_TASK TO CARRY OUT_.
From the records below, please return each line that holds the word "zoom".
___ RAW DATA ___
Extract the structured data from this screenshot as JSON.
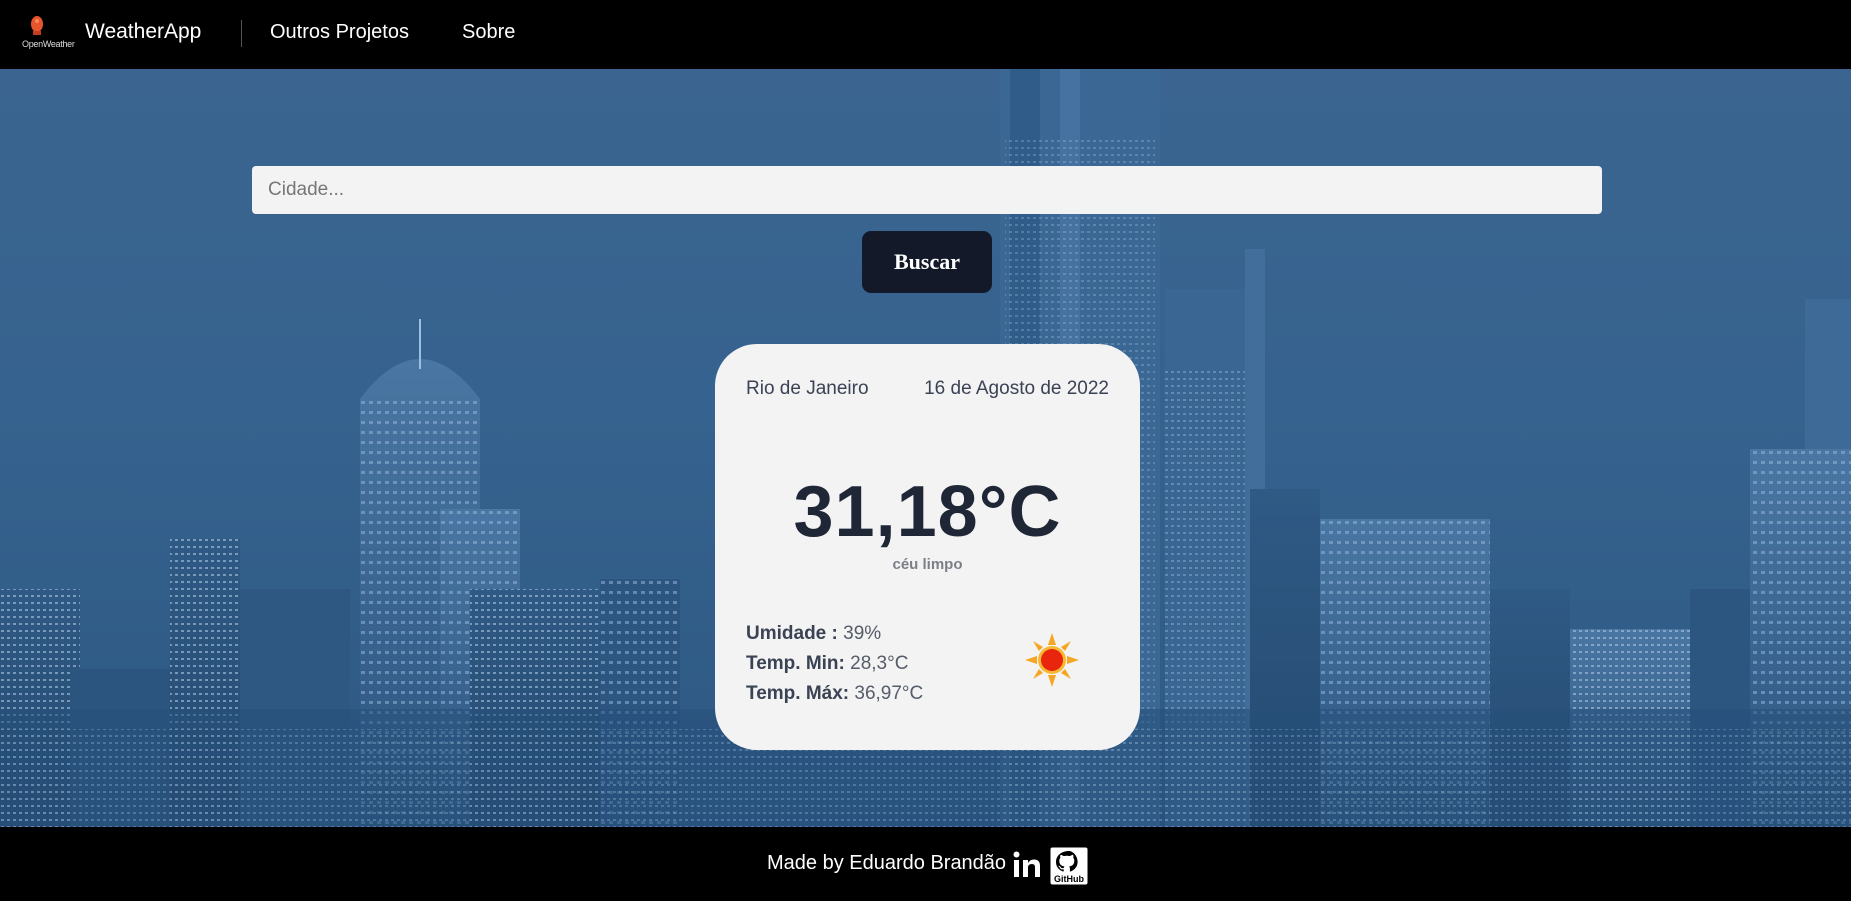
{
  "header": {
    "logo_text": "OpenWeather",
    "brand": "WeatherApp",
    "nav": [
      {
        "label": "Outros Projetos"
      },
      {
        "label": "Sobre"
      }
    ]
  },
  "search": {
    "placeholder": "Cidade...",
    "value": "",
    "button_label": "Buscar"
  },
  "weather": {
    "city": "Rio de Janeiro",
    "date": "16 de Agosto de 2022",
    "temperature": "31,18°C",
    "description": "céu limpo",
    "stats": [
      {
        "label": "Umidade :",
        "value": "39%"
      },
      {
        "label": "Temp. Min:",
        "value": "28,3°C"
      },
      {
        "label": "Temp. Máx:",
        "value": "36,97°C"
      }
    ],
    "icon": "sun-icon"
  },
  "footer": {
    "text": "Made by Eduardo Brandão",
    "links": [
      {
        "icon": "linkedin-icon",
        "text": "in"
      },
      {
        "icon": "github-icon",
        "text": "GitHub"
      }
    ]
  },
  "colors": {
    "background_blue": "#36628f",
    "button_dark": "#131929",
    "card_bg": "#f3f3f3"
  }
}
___
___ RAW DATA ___
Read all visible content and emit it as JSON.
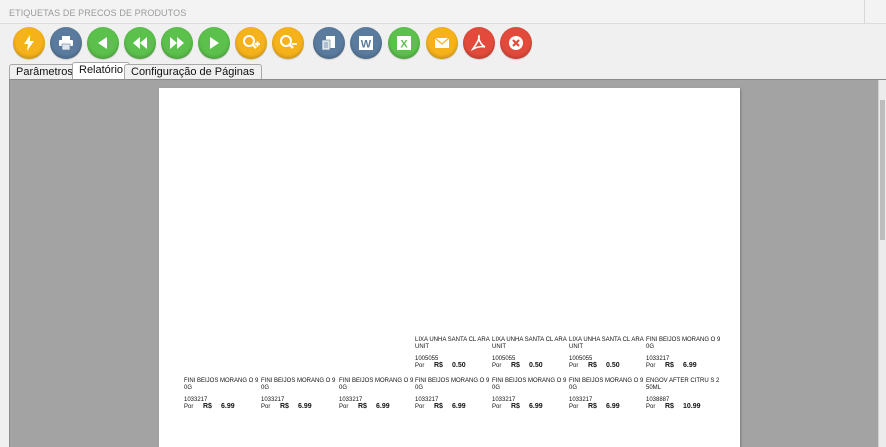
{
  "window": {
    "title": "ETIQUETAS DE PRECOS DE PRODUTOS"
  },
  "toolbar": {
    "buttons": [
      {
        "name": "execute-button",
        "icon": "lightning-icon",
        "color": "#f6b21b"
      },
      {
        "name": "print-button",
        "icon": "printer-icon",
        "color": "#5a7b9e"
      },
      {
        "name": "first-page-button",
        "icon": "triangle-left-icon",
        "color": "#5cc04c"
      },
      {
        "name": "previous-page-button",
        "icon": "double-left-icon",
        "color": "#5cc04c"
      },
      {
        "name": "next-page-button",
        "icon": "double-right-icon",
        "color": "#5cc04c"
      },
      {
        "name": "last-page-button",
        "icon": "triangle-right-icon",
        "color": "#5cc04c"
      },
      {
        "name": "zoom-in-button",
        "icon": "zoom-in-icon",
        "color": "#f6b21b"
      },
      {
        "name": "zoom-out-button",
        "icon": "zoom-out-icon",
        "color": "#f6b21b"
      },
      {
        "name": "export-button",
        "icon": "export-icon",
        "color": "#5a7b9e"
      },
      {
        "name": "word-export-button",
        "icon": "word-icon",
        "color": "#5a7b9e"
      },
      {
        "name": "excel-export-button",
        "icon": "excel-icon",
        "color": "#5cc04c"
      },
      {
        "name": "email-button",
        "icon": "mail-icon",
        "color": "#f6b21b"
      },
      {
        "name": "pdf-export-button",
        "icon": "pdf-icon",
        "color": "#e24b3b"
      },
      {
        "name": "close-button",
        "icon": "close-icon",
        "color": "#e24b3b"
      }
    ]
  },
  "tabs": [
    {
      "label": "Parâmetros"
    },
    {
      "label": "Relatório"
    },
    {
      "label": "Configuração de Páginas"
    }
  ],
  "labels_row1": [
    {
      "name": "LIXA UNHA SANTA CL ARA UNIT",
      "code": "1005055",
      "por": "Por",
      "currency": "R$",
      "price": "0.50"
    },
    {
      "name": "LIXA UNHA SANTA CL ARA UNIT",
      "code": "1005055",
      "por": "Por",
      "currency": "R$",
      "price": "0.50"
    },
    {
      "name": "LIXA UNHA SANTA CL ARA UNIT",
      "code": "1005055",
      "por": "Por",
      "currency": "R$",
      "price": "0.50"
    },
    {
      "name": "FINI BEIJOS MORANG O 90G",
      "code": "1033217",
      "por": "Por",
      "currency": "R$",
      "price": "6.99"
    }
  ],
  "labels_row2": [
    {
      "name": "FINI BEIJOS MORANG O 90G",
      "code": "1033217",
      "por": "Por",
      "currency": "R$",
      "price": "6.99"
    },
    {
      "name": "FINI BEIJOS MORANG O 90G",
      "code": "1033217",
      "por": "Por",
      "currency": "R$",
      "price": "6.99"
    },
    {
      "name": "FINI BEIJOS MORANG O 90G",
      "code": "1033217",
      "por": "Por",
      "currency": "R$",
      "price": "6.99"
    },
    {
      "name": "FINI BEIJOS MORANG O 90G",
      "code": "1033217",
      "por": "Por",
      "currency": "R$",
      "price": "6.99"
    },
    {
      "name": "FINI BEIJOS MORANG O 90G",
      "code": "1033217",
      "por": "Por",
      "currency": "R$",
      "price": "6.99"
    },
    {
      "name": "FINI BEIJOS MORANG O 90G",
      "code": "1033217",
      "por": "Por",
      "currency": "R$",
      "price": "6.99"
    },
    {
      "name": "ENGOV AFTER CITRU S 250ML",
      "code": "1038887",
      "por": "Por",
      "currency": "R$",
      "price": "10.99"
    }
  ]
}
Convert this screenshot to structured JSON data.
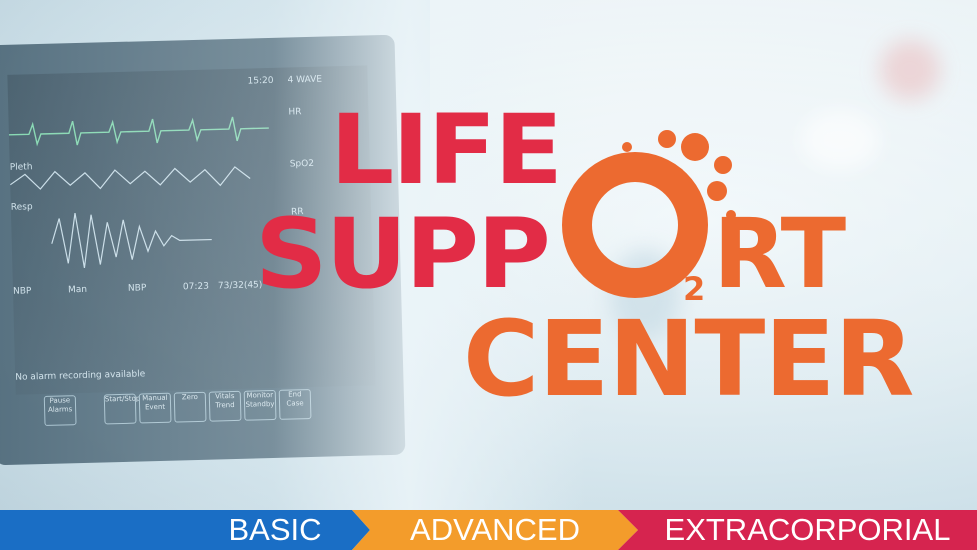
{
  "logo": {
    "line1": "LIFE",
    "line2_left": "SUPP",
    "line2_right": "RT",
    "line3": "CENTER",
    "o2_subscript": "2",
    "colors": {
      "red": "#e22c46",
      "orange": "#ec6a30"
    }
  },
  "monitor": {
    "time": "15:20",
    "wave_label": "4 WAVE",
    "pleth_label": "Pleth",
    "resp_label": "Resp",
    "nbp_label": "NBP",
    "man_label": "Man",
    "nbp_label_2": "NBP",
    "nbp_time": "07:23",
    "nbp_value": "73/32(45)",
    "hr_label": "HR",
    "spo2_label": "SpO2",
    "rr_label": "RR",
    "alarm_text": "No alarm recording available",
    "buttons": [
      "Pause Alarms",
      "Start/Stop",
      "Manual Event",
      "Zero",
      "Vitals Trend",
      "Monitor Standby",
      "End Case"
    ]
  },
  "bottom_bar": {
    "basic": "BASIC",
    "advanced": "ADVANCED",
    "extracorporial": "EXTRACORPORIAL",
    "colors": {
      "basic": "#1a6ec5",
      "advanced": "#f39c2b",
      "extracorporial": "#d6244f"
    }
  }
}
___
_WRITTEN SOLUTION_.
        "name": "zoom-in-button",
        "icon": "zoom-in-icon",
        "name": "zoom-out-button",
        "icon": "zoom-out-icon",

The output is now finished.